I visited Stonington, Connecticut in June 2018, a short peninsula with only one road in or out, all others having been severed by the railroad. I was not able to stay long and therefore pressed for time when I visited the Stonington Lighthouse Museum. I had to rush to get a look at everything, without taking time much to learn about the items or commit them to memory.
The museum is inside an old lighthouse with stairs one can climb to the top. It has been there since 1840 and has been a museum since 1927. The location of the previous lighthouse is now a parking lot for the museum and nearby beach. Interestingly, nobody alive today is sure whether the new lighthouse is the same as the old lighthouse that was moved, or if the new one was built to replace it. The records are ambiguous.

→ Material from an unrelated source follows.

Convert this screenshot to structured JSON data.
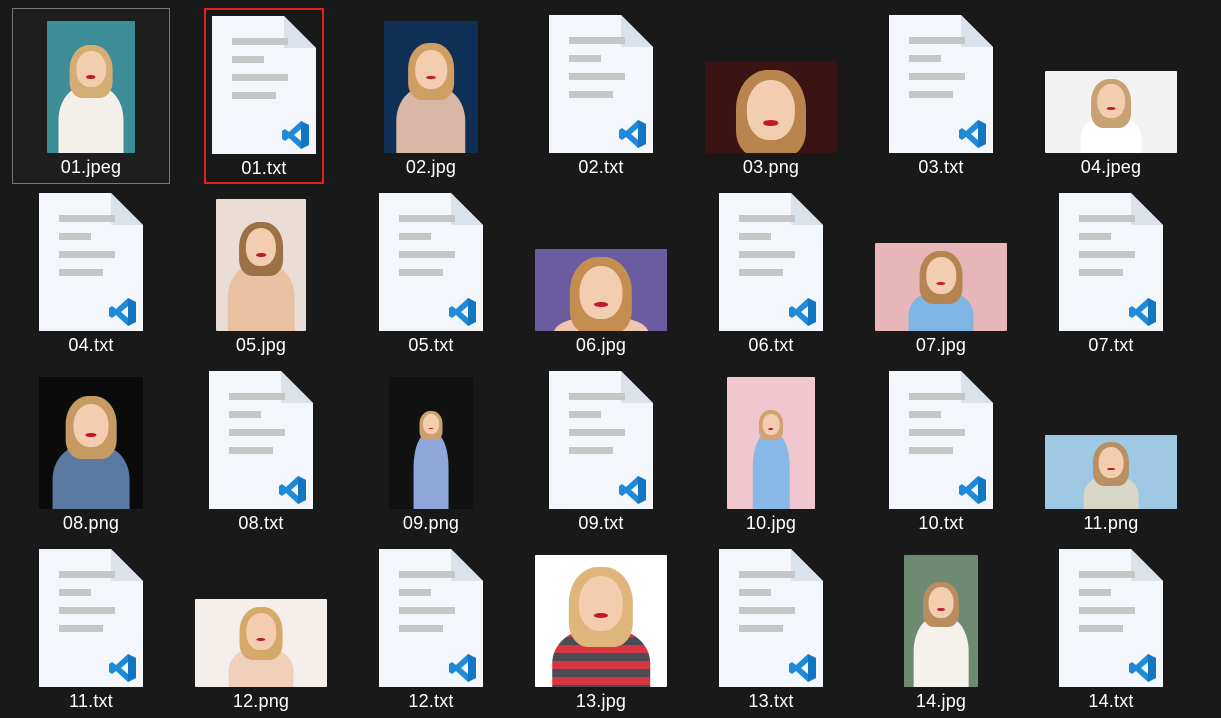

The museum covers all major aspects of the town’s varied past industries. A map shows where in town these places used to be. There is an exhibit on steamboats, another on steam locomotives, and another on whaling. Featured are all the tools of the whale trade, not just harpoons. There is also a whale rib, vertebra, and section of baleen. There are also teeth. Another section covered ice harvesting. There were many tools involved in gathering ice blocks during the winter to store in food coolers during the summer. Another section covered the process of making pottery. Many pots are on display, most of them rather plain. The history of the Wadawanuck Hotel and Wadawanuck College for Women are shown. There are, of course, lighthouse lenses, as well as many cooking gadgets and various trinkets brought home by sailors from around the world.
If I had time, I might have made use of the scavenger hunt questionnaires. Each lists a set of questions whose answers are found somewhere in the museum. There were a lot of things to see packed into a small space, most of which I was totally unfamiliar with (rare for me), such as the eel gig, a tool used to catch eels. The only negative was that not everything was labelled and I always wished I knew more.
One thing I thought very interesting that I had never heard before was the practice of placing shoes inside the walls of a new house for good luck and protection from bad spirits. How do these ideas even get started? Shoes have been found inside many of the buildings in town.
Another interesting practice was the use of courting mirrors. These were common gifts to give pretty ladies who could then look at themselves. Since they were also slightly transparent, they could be used to look at the gift-giver at the same time. I should try this.
I wish I could have stayed longer.
My name is Dan. I am an author, artist, explorer, and contemplator of subjects large and small.